### Problem statement
Write every line below out again exactly, images omitted.

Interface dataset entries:
================================
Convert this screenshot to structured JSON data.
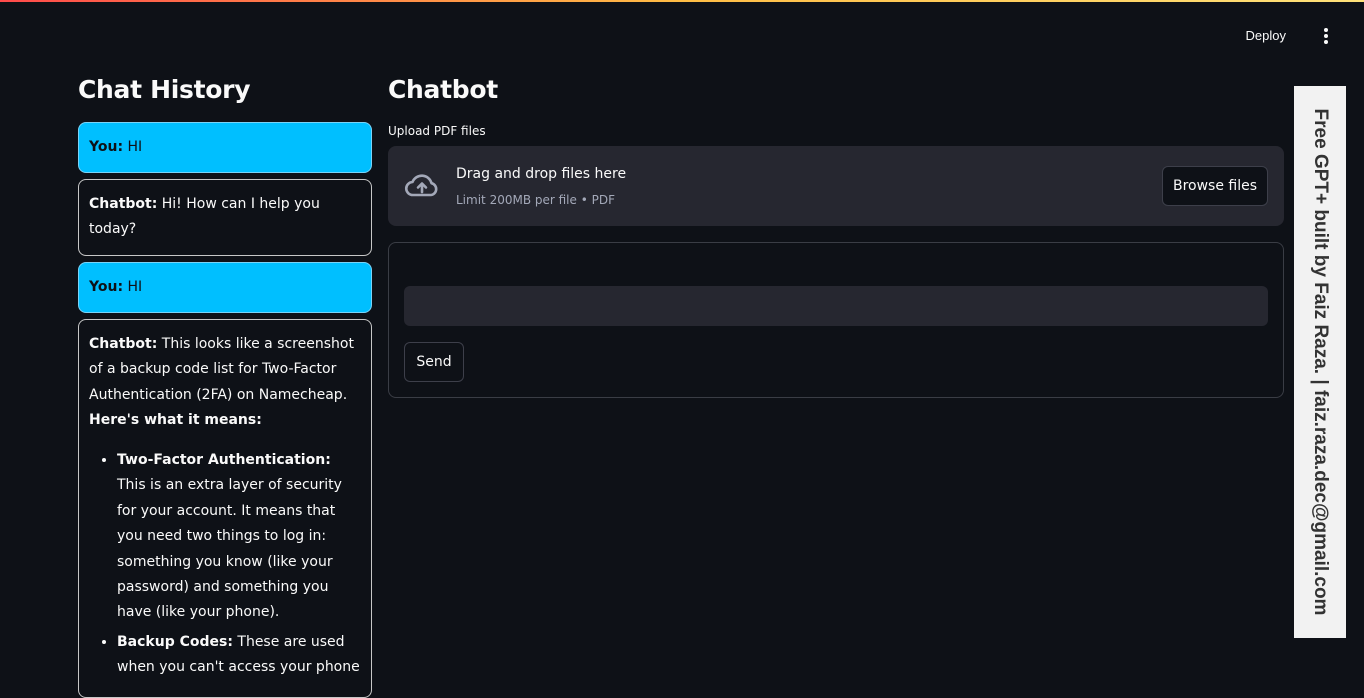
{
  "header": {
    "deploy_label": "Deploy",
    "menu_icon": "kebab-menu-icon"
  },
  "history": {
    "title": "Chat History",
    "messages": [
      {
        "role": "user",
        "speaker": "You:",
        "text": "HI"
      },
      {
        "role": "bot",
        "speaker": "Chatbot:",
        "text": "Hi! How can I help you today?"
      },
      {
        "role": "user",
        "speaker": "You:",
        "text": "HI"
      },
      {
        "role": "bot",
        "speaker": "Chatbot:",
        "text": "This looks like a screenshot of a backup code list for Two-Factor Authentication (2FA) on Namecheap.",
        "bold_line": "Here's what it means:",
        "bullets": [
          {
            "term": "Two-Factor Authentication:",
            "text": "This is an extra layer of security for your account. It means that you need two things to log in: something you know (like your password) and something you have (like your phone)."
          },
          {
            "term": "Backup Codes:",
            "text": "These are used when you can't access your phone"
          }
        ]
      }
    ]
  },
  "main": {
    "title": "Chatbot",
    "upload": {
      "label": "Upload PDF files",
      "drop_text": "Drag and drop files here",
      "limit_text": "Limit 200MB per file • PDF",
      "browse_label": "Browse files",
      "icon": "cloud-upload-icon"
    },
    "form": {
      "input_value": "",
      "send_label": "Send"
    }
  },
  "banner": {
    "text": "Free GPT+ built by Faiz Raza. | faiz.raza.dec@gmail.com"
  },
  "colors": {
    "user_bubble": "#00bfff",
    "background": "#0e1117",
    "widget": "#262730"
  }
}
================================
### Answer space
Convert this screenshot to structured JSON data.
{
  "header": {
    "deploy_label": "Deploy",
    "menu_icon": "kebab-menu-icon"
  },
  "history": {
    "title": "Chat History",
    "messages": [
      {
        "role": "user",
        "speaker": "You:",
        "text": "HI"
      },
      {
        "role": "bot",
        "speaker": "Chatbot:",
        "text": "Hi! How can I help you today?"
      },
      {
        "role": "user",
        "speaker": "You:",
        "text": "HI"
      },
      {
        "role": "bot",
        "speaker": "Chatbot:",
        "text": "This looks like a screenshot of a backup code list for Two-Factor Authentication (2FA) on Namecheap.",
        "bold_line": "Here's what it means:",
        "bullets": [
          {
            "term": "Two-Factor Authentication:",
            "text": "This is an extra layer of security for your account. It means that you need two things to log in: something you know (like your password) and something you have (like your phone)."
          },
          {
            "term": "Backup Codes:",
            "text": "These are used when you can't access your phone"
          }
        ]
      }
    ]
  },
  "main": {
    "title": "Chatbot",
    "upload": {
      "label": "Upload PDF files",
      "drop_text": "Drag and drop files here",
      "limit_text": "Limit 200MB per file • PDF",
      "browse_label": "Browse files",
      "icon": "cloud-upload-icon"
    },
    "form": {
      "input_value": "",
      "send_label": "Send"
    }
  },
  "banner": {
    "text": "Free GPT+ built by Faiz Raza. | faiz.raza.dec@gmail.com"
  },
  "colors": {
    "user_bubble": "#00bfff",
    "background": "#0e1117",
    "widget": "#262730"
  }
}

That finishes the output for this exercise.